> Activity
Without including any images, repeat the data exactly.

> Excerpts from an interface dataset
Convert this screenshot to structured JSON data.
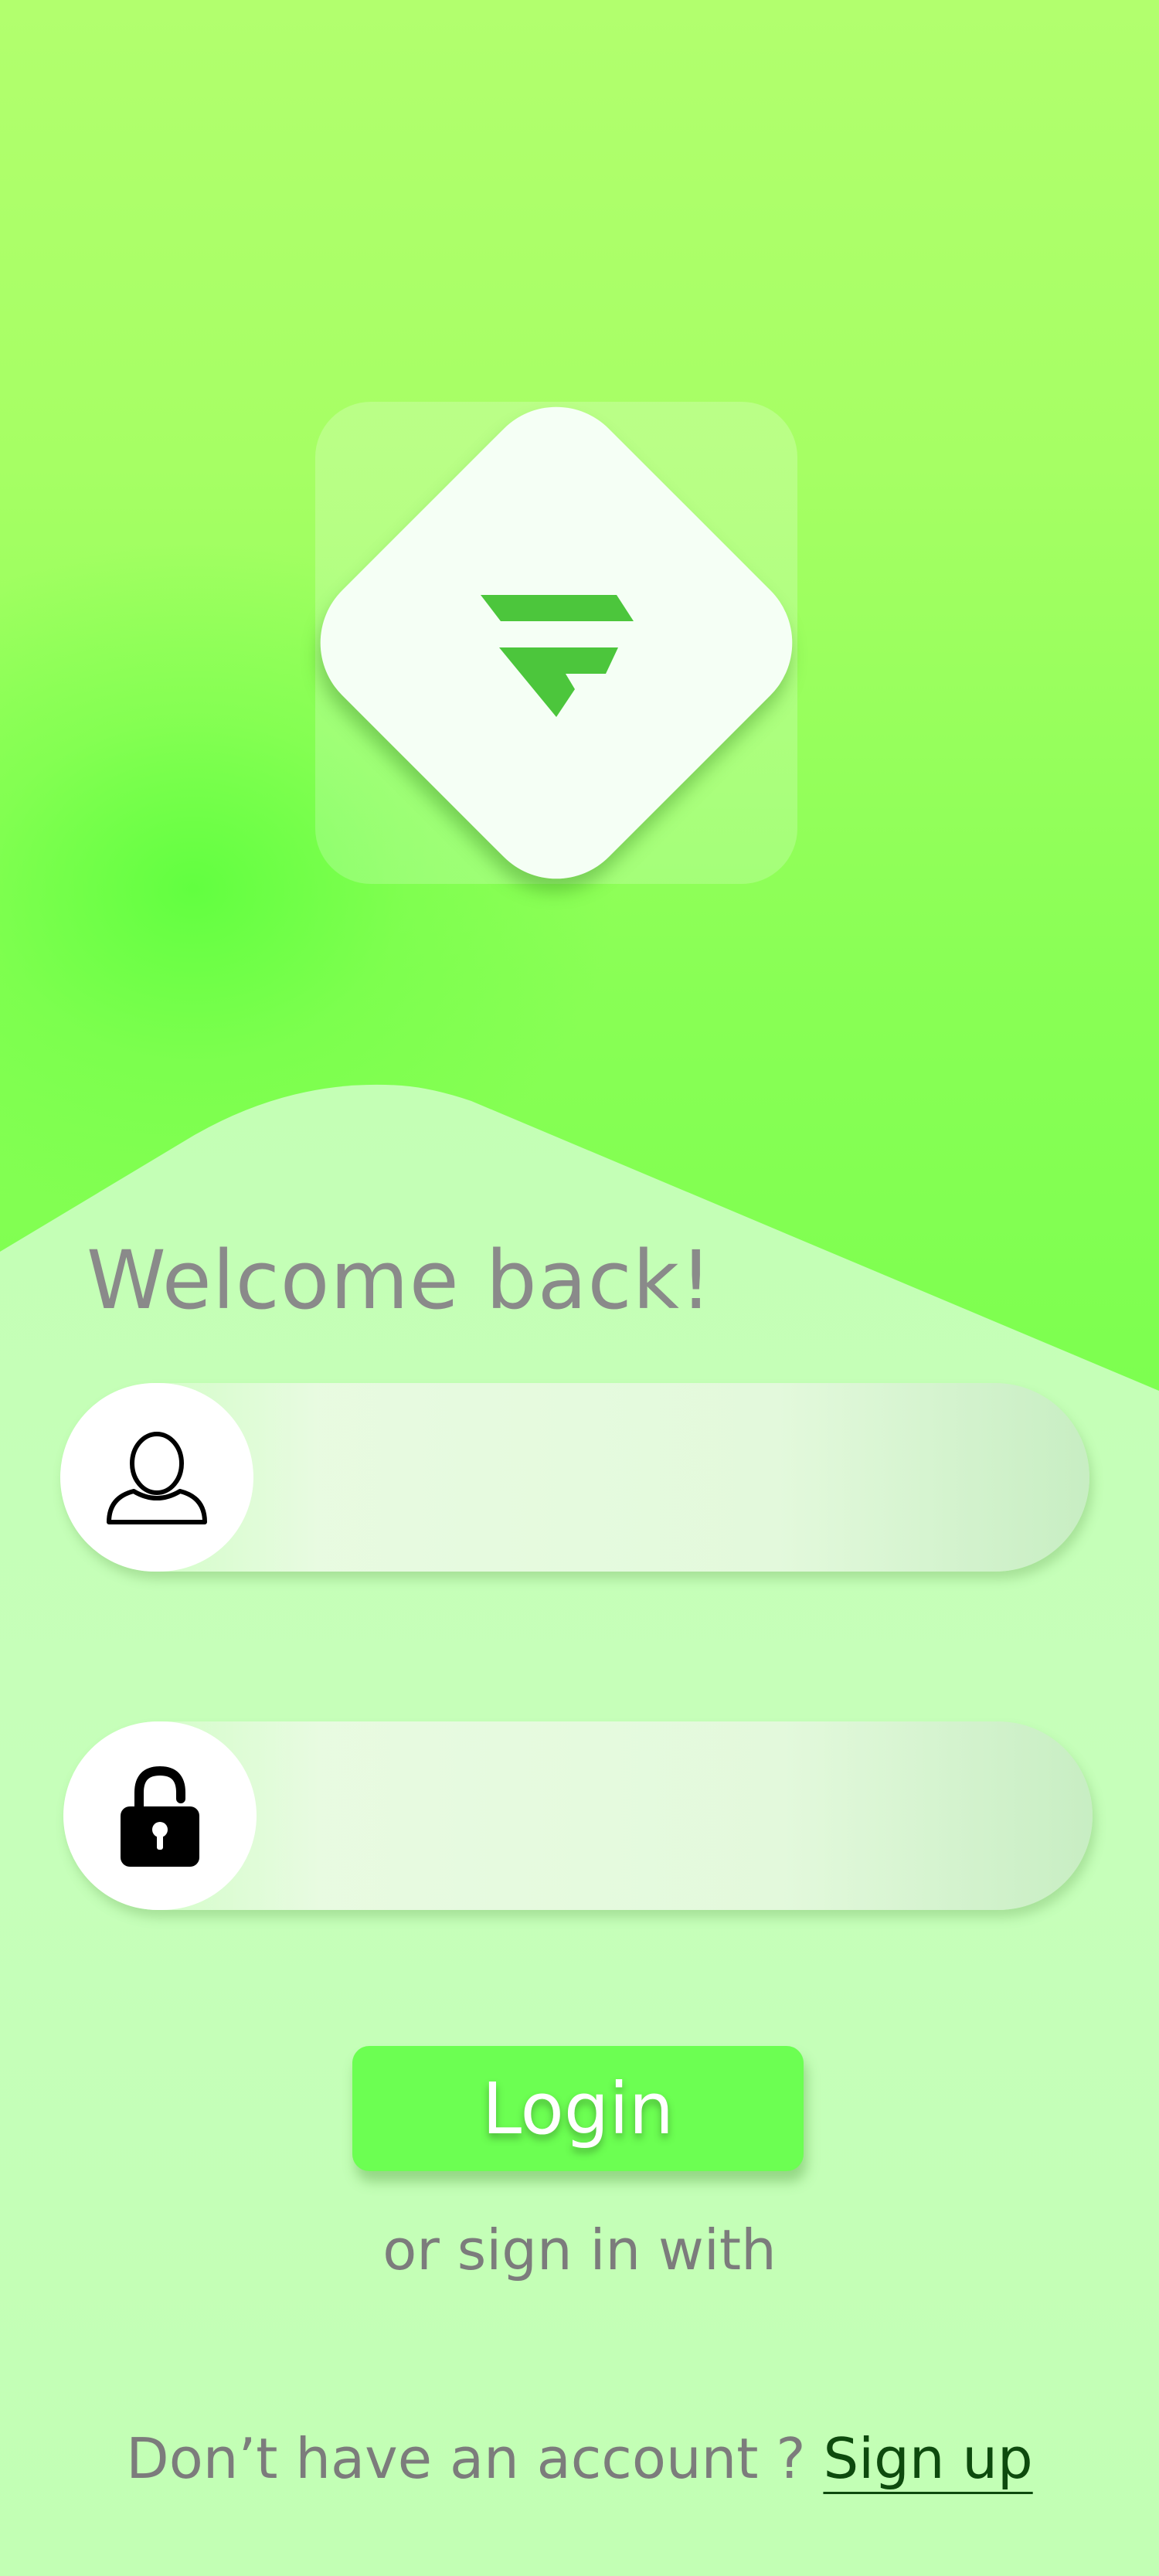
{
  "header": {
    "logo_icon": "brand-diamond-logo-icon"
  },
  "login_form": {
    "title": "Welcome back!",
    "username": {
      "icon": "user-icon",
      "value": "",
      "placeholder": ""
    },
    "password": {
      "icon": "lock-icon",
      "value": "",
      "placeholder": ""
    },
    "login_label": "Login",
    "alt_signin_text": "or sign in with"
  },
  "footer": {
    "prompt": "Don’t have an account ?",
    "signup_label": "Sign up"
  },
  "colors": {
    "accent_green": "#6cff52",
    "logo_green": "#4cc63c",
    "text_gray": "#8a8a8a",
    "link_dark_green": "#0d4a0d"
  }
}
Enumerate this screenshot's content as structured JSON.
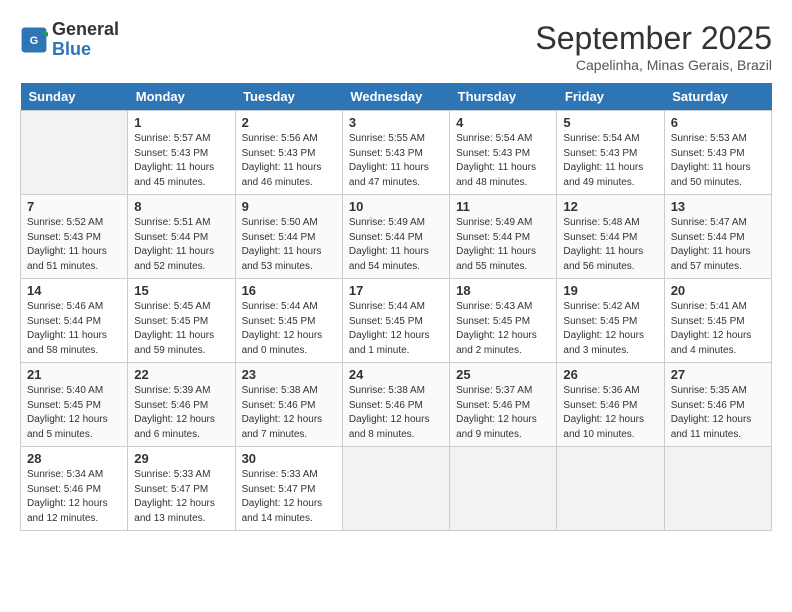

> Worked solution
Convert this screenshot to structured JSON data.
{
  "header": {
    "logo_icon": "brand-diamond-logo-icon"
  },
  "login_form": {
    "title": "Welcome back!",
    "username": {
      "icon": "user-icon",
      "value": "",
      "placeholder": ""
    },
    "password": {
      "icon": "lock-icon",
      "value": "",
      "placeholder": ""
    },
    "login_label": "Login",
    "alt_signin_text": "or sign in with"
  },
  "footer": {
    "prompt": "Don’t have an account ?",
    "signup_label": "Sign up"
  },
  "colors": {
    "accent_green": "#6cff52",
    "logo_green": "#4cc63c",
    "text_gray": "#8a8a8a",
    "link_dark_green": "#0d4a0d"
  }
}
Enumerate this screenshot's content as structured JSON.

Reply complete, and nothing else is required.